Stonehenge ‘inspired by sounds’

An American researcher has claimed that ancient Britons based the design of Wiltshire’s Stonehenge on the way they perceived sounds. Steven Waller, an expert in the roles that sound might have played in ancient cultures (known as ‘archaeoacoustics’), said: “My theory is that the ancient Britons, when they were hearing two pipers in a field, were experiencing sound wave interference patterns, where in certain locations as you walked around the pair of pipers, you would hear loud or quiet zones.” Waller also stated that his ideas were supported by measurements he had made of the acoustic shadows actually cast by the Stonehenge megaliths.

Wooden sarcophagus unearthed at Egyptian necropolis
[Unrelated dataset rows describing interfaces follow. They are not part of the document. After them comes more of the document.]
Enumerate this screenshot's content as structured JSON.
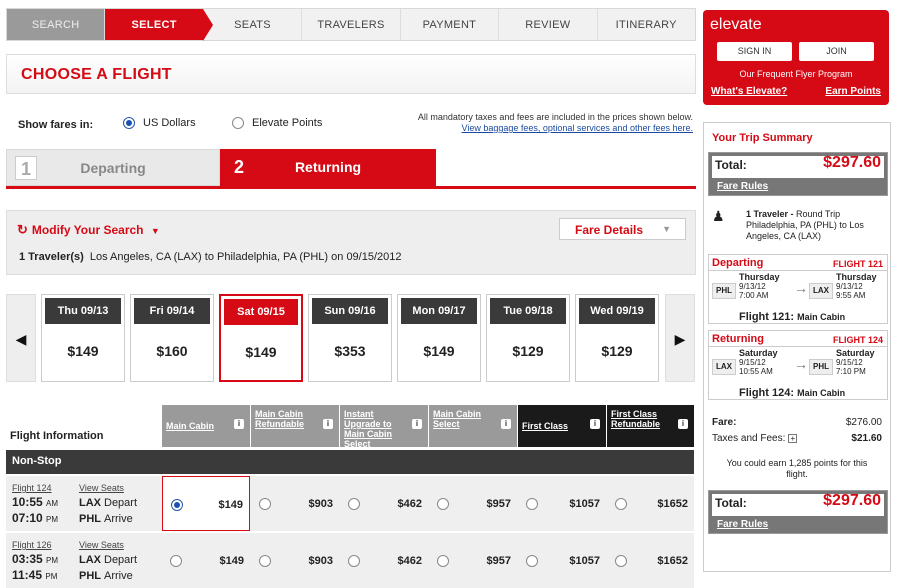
{
  "steps": [
    {
      "label": "SEARCH",
      "state": "done"
    },
    {
      "label": "SELECT",
      "state": "active"
    },
    {
      "label": "SEATS",
      "state": "todo"
    },
    {
      "label": "TRAVELERS",
      "state": "todo"
    },
    {
      "label": "PAYMENT",
      "state": "todo"
    },
    {
      "label": "REVIEW",
      "state": "todo"
    },
    {
      "label": "ITINERARY",
      "state": "todo"
    }
  ],
  "page_title": "CHOOSE A FLIGHT",
  "fares": {
    "label": "Show fares in:",
    "option_usd": "US Dollars",
    "option_points": "Elevate Points",
    "selected": "usd",
    "tax_note": "All mandatory taxes and fees are included in the prices shown below.",
    "tax_link": "View baggage fees, optional services and other fees here."
  },
  "tabs": {
    "departing_num": "1",
    "departing_label": "Departing",
    "returning_num": "2",
    "returning_label": "Returning"
  },
  "modify": {
    "title": "Modify Your Search",
    "fare_details": "Fare Details",
    "travelers": "1 Traveler(s)",
    "route": "Los Angeles, CA (LAX) to Philadelphia, PA (PHL) on 09/15/2012"
  },
  "dates": [
    {
      "day": "Thu 09/13",
      "price": "$149",
      "selected": false
    },
    {
      "day": "Fri 09/14",
      "price": "$160",
      "selected": false
    },
    {
      "day": "Sat 09/15",
      "price": "$149",
      "selected": true
    },
    {
      "day": "Sun 09/16",
      "price": "$353",
      "selected": false
    },
    {
      "day": "Mon 09/17",
      "price": "$149",
      "selected": false
    },
    {
      "day": "Tue 09/18",
      "price": "$129",
      "selected": false
    },
    {
      "day": "Wed 09/19",
      "price": "$129",
      "selected": false
    }
  ],
  "table": {
    "flight_info_label": "Flight Information",
    "columns": [
      {
        "label": "Main Cabin",
        "tone": "grey"
      },
      {
        "label": "Main Cabin Refundable",
        "tone": "grey"
      },
      {
        "label": "Instant Upgrade to Main Cabin Select",
        "tone": "grey"
      },
      {
        "label": "Main Cabin Select",
        "tone": "grey"
      },
      {
        "label": "First Class",
        "tone": "black"
      },
      {
        "label": "First Class Refundable",
        "tone": "black"
      }
    ],
    "group_label": "Non-Stop",
    "view_seats": "View Seats",
    "flights": [
      {
        "number": "Flight 124",
        "dep_time": "10:55",
        "dep_ampm": "AM",
        "dep_airport": "LAX",
        "dep_word": "Depart",
        "arr_time": "07:10",
        "arr_ampm": "PM",
        "arr_airport": "PHL",
        "arr_word": "Arrive",
        "prices": [
          "$149",
          "$903",
          "$462",
          "$957",
          "$1057",
          "$1652"
        ],
        "selected_index": 0
      },
      {
        "number": "Flight 126",
        "dep_time": "03:35",
        "dep_ampm": "PM",
        "dep_airport": "LAX",
        "dep_word": "Depart",
        "arr_time": "11:45",
        "arr_ampm": "PM",
        "arr_airport": "PHL",
        "arr_word": "Arrive",
        "prices": [
          "$149",
          "$903",
          "$462",
          "$957",
          "$1057",
          "$1652"
        ],
        "selected_index": -1
      }
    ]
  },
  "elevate": {
    "logo": "elevate",
    "sign_in": "SIGN IN",
    "join": "JOIN",
    "tagline": "Our Frequent Flyer Program",
    "link_whats": "What's Elevate?",
    "link_earn": "Earn Points"
  },
  "summary": {
    "title": "Your Trip Summary",
    "total_label": "Total:",
    "total_value": "$297.60",
    "fare_rules": "Fare Rules",
    "traveler_bold": "1 Traveler -",
    "traveler_text": "Round Trip Philadelphia, PA (PHL) to Los Angeles, CA (LAX)",
    "departing": {
      "label": "Departing",
      "flight": "FLIGHT 121",
      "from": "PHL",
      "to": "LAX",
      "from_day": "Thursday",
      "from_date": "9/13/12",
      "from_time": "7:00 AM",
      "to_day": "Thursday",
      "to_date": "9/13/12",
      "to_time": "9:55 AM",
      "footer": "Flight 121:",
      "cabin": "Main Cabin"
    },
    "returning": {
      "label": "Returning",
      "flight": "FLIGHT 124",
      "from": "LAX",
      "to": "PHL",
      "from_day": "Saturday",
      "from_date": "9/15/12",
      "from_time": "10:55 AM",
      "to_day": "Saturday",
      "to_date": "9/15/12",
      "to_time": "7:10 PM",
      "footer": "Flight 124:",
      "cabin": "Main Cabin"
    },
    "fare_label": "Fare:",
    "fare_value": "$276.00",
    "taxes_label": "Taxes and Fees:",
    "taxes_value": "$21.60",
    "earn_text": "You could earn 1,285 points for this flight."
  },
  "colors": {
    "brand_red": "#d50a15",
    "dark": "#3a3a3a",
    "grey": "#9a9a9a"
  },
  "icons": [
    "refresh-icon",
    "caret-down-icon",
    "chevron-left-icon",
    "chevron-right-icon",
    "info-icon",
    "traveler-icon",
    "arrow-right-icon"
  ]
}
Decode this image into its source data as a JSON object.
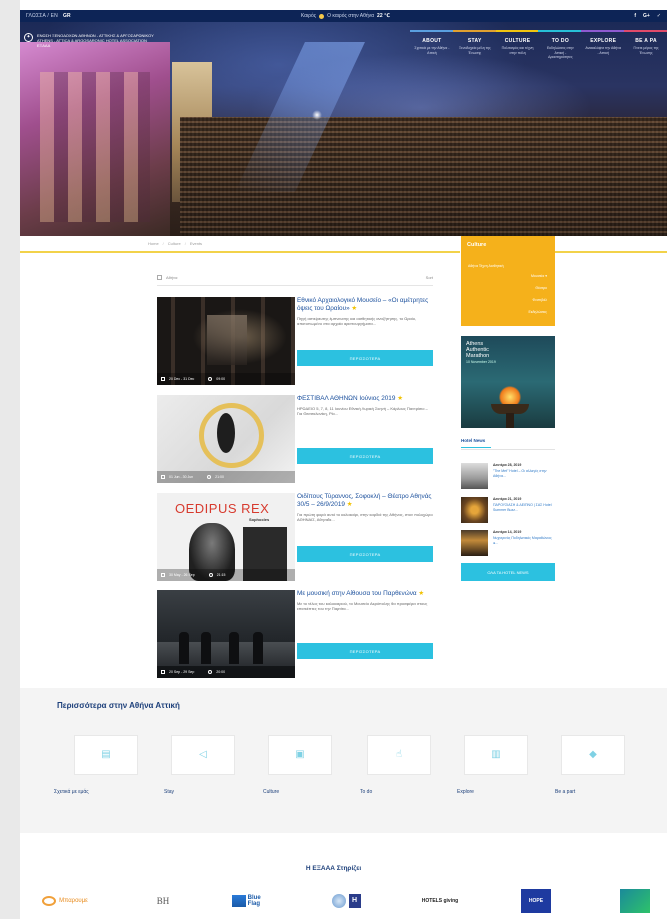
{
  "topbar": {
    "lang_label": "ΓΛΩΣΣΑ / EN",
    "lang_active": "GR",
    "weather_label": "Καιρός",
    "weather_text": "Ο καιρός στην Αθήνα",
    "weather_temp": "22 ℃",
    "social": [
      "f",
      "G+",
      "✓"
    ]
  },
  "header": {
    "org_lines": [
      "ΕΝΩΣΗ ΞΕΝΟΔΟΧΩΝ ΑΘΗΝΩΝ - ΑΤΤΙΚΗΣ & ΑΡΓΟΣΑΡΩΝΙΚΟΥ",
      "ATHENS - ATTICA & ARGOSARONIC HOTEL ASSOCIATION",
      "ΕΞΑΑΑ"
    ],
    "nav": [
      {
        "label": "ABOUT",
        "sub": "Σχετικά με την Αθήνα - Αττική"
      },
      {
        "label": "STAY",
        "sub": "Ξενοδοχεία μέλη της Ένωσης"
      },
      {
        "label": "CULTURE",
        "sub": "Πολιτισμός και τέχνη στην πόλη"
      },
      {
        "label": "TO DO",
        "sub": "Εκδηλώσεις στην Αττική - Δραστηριότητες"
      },
      {
        "label": "EXPLORE",
        "sub": "Ανακαλύψτε την Αθήνα - Αττική"
      },
      {
        "label": "BE A PA",
        "sub": "Γίνετε μέρος της Ένωσης"
      }
    ]
  },
  "breadcrumb": [
    "Home",
    "Culture",
    "Events"
  ],
  "list_toolbar": {
    "view_label": "Αθήνα",
    "sort_label": "Sort"
  },
  "events": [
    {
      "title": "Εθνικό Αρχαιολογικό Μουσείο – «Οι αμέτρητες όψεις του Ωραίου»",
      "desc": "Πηγή αστείρευτης έμπνευσης και αισθητικής αναζήτησης, το Ωραίο, αποτυπωμένο στα αρχαία αριστουργήματα...",
      "date": "20 Dec - 31 Dec",
      "time": "09:00",
      "button": "ΠΕΡΙΣΣΟΤΕΡΑ"
    },
    {
      "title": "ΦΕΣΤΙΒΑΛ ΑΘΗΝΩΝ Ιούνιος 2019",
      "desc": "ΗΡΩΔΕΙΟ 5, 7, 8, 11 Ιουνίου Εθνική Λυρική Σκηνή – Κάρλους Παντρίσιο – Για Θεσσαλονίκη, Ρίο...",
      "date": "01 Jun - 30 Jun",
      "time": "21:00",
      "button": "ΠΕΡΙΣΣΟΤΕΡΑ"
    },
    {
      "title": "Οιδίπους Τύραννος, Σοφοκλή – Θέατρο Αθηνάς 30/5 – 26/9/2019",
      "desc": "Για πρώτη φορά αυτό το καλοκαίρι, στην καρδιά της Αθήνας, στον πολυχώρο ΑΘΗΝΑΙΣ, Αθηναΐα...",
      "date": "30 May - 26 Sep",
      "time": "21:15",
      "button": "ΠΕΡΙΣΣΟΤΕΡΑ"
    },
    {
      "title": "Με μουσική στην Αίθουσα του Παρθενώνα",
      "desc": "Με το τέλος του καλοκαιριού, το Μουσείο Ακρόπολης θα προσφέρει στους επισκέπτες του την Παρτίτα...",
      "date": "20 Sep - 29 Sep",
      "time": "20:00",
      "button": "ΠΕΡΙΣΣΟΤΕΡΑ"
    }
  ],
  "poster": {
    "title": "OEDIPUS REX",
    "subtitle": "Sophocles"
  },
  "sidebar": {
    "culture_title": "Culture",
    "culture_items": [
      "Αθήνα Τέχνη Αισθητική",
      "Μουσεία",
      "Θέατρο",
      "Φεστιβάλ",
      "Εκδηλώσεις"
    ],
    "ad": {
      "line1": "Athens",
      "line2": "Authentic",
      "line3": "Marathon",
      "small": "10 November 2019"
    },
    "hotel_news_title": "Hotel News",
    "news": [
      {
        "date": "Δευτέρα 28, 2019",
        "title": "\"The Met\" Hotel – Οι αλλαγές στην Αθήνα..."
      },
      {
        "date": "Δευτέρα 21, 2019",
        "title": "ΠΑΡΟΥΣΙΑΣΗ & ΔΕΙΠΝΟ | ΣΑΣ Hotel Summer Buzz..."
      },
      {
        "date": "Δευτέρα 14, 2019",
        "title": "Νυχτερινός Ποδηλατικός Μαραθώνιος ●..."
      }
    ],
    "all_hotels_button": "ΟΛΑ ΤΑ HOTEL NEWS"
  },
  "more": {
    "title": "Περισσότερα στην Αθήνα Αττική",
    "tiles": [
      {
        "label": "Σχετικά με εμάς",
        "icon": "info-icon"
      },
      {
        "label": "Stay",
        "icon": "megaphone-icon"
      },
      {
        "label": "Culture",
        "icon": "chat-icon"
      },
      {
        "label": "To do",
        "icon": "hand-icon"
      },
      {
        "label": "Explore",
        "icon": "shirt-icon"
      },
      {
        "label": "Be a part",
        "icon": "tag-icon"
      }
    ]
  },
  "support": {
    "title": "Η ΕΞΑΑΑ Στηρίζει",
    "partners": [
      "Μπαρουμε",
      "BH",
      "Blue Flag",
      "Η",
      "HOTELS giving",
      "HOPE",
      ""
    ]
  },
  "colors": {
    "navy": "#0d2456",
    "accent_blue": "#2cc1e0",
    "culture_orange": "#f5b11b",
    "title_blue": "#1a4f9c",
    "rule_yellow": "#f2d24a"
  }
}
A wooden sarcophagus believed to hold the body of a person of rank has been unearthed by archaeologists at the necropolis of Qubbet el-Hawa in Aswan, Egypt. A team of archaeologists has been working at the site since 2008 and has also discovered 20 mummies and a tomb dating from around 1830 BC. Qubbet el-Hawa necropolis was used from 2250BC and provided a burial place for some of the country’s most important officials. 

Archaeologists discover Jordan’s earliest buildings

A team of archaeologists from the University of Cambridge believes it has found evidence of 20,000-year-old hut structures in the Jordanian deserts. The research, which has been published in the journal PLoS One states that the team has recovered hundreds of thousands of stone tools, animal bones and other finds from the site, which today appears as little more than a three metre-high mound in the desert landscape. So far, two huts have been excavated but it is believed that more could be hidden beneath the sands. Dr Tobias Richter from the University of Copenhagen and one of the project’s co-directors commented that the huts had been dug into the ground and are between two and three metres in length. Intentionally burnt piles of gazelle horn cores, clumps of red ochre pigment and a cache of hundreds of pierced marine shells were also discovered inside the huts.

Voyage ahead for oldest clipper

The world’s oldest surviving clipper ship, The Carrick, is one step closer to beginning its journey from Scotland to south Australia after parts for a 100-tonne steel cradle arrived in Irvine, North Ayrshire. The ship, which was built in 1864, was nearly broken up as it was rotting away with estimates for repairs in excess of £10 million. Some campaigners wanted the ship to return to Sunderland, where it was built, but lost out to the Australian bid. Once the ship reaches its final destination, it will become the centrepiece of a maritime heritage display in Port Adelaide.

‘Emily Bronte’ portrait sells for £4,600

A 33 by 24cm oil painting of what is thought to be 19th-century author Emily Bronte has sold for £4,600 at auction in Towcester. The painting, which is annotated ‘Emily Jane Bronte’, was estimated to fetch between £5,000 and £8,000.

And finally…

What is thought by some to be the world’s oldest pancake race was held in Olney, Buckinghamshire, on 21 February. The event dates back to 1445 and is believed to have begun with a townswoman arriving late for the Shriving service at the parish church.